First it started out forward and surprisingly pleasant.
Then it seemed complex and perfect with the meal.
Then it closed down and got tannic.
At first it tasted modern, by the next day it was traditional.
What makes the best wines interesting is they are always in motion - each sip is a different etude.
Few wines can range more in personality from sip to sip than Barolo and the excellent 2001 Paolo Manzoni Barolo Serralunga fully lives up to that reputation. While this is a producer that gives more than a tip of the hat to the modern school, here is a wine that proves you can’t always pigeon hole a wine based only on barrels. In fact, Mazoni uses 500 L. barrels instead of 225 L. barriques and the results from these larger barrels are very promising both in the Langhe and in Montalcino as many producers in both areas have abandoned small barrels for larger sizes.

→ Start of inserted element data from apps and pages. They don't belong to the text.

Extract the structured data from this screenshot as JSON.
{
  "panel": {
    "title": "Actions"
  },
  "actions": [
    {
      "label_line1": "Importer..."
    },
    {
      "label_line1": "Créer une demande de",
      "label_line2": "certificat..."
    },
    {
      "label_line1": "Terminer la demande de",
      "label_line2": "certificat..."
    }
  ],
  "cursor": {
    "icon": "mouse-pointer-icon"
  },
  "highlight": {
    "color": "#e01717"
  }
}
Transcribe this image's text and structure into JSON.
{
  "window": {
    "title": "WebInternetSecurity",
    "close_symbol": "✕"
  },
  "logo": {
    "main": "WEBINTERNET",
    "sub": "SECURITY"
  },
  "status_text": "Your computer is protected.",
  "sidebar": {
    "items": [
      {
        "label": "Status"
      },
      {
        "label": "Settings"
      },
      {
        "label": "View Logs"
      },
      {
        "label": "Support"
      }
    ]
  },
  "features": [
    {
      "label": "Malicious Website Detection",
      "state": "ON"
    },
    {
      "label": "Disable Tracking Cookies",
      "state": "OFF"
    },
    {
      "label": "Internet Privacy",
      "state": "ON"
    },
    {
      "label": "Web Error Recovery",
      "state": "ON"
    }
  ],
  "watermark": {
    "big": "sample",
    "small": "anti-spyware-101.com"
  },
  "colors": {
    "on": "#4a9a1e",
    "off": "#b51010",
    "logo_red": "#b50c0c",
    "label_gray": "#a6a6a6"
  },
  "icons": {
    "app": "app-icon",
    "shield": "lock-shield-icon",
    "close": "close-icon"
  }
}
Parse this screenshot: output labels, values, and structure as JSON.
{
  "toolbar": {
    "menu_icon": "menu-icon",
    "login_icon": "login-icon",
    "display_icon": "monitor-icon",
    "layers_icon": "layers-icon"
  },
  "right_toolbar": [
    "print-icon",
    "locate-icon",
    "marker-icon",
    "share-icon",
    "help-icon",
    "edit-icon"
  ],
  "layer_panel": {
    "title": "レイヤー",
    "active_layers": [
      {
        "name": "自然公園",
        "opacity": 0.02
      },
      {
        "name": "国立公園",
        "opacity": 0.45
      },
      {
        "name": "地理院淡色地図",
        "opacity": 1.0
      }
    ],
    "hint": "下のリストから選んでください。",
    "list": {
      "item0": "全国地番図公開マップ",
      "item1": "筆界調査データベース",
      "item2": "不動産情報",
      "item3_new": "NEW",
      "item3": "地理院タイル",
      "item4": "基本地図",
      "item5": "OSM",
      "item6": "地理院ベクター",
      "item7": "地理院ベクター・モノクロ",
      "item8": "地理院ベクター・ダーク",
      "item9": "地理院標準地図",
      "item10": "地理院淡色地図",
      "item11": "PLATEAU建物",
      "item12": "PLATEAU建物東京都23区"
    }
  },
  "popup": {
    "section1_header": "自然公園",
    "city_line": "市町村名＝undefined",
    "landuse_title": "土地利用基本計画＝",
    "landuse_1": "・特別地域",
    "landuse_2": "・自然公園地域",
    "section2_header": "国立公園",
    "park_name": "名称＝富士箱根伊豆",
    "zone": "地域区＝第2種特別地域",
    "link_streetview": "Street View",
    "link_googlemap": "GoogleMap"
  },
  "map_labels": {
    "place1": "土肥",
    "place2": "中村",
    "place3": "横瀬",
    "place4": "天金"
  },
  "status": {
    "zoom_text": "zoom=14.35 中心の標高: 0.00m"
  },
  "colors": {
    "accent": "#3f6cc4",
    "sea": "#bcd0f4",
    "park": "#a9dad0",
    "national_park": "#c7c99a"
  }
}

Winemaking is an evolutionary process and it is good to see that in the tough world of survival of the fittest that there seems to be a return to terroir movement in winemaking regions throughout the globe. The barrique craze of the 90’s seems to have lost to the process of natural selection and less intrusive winemaking techniques are once again becoming the dominate species.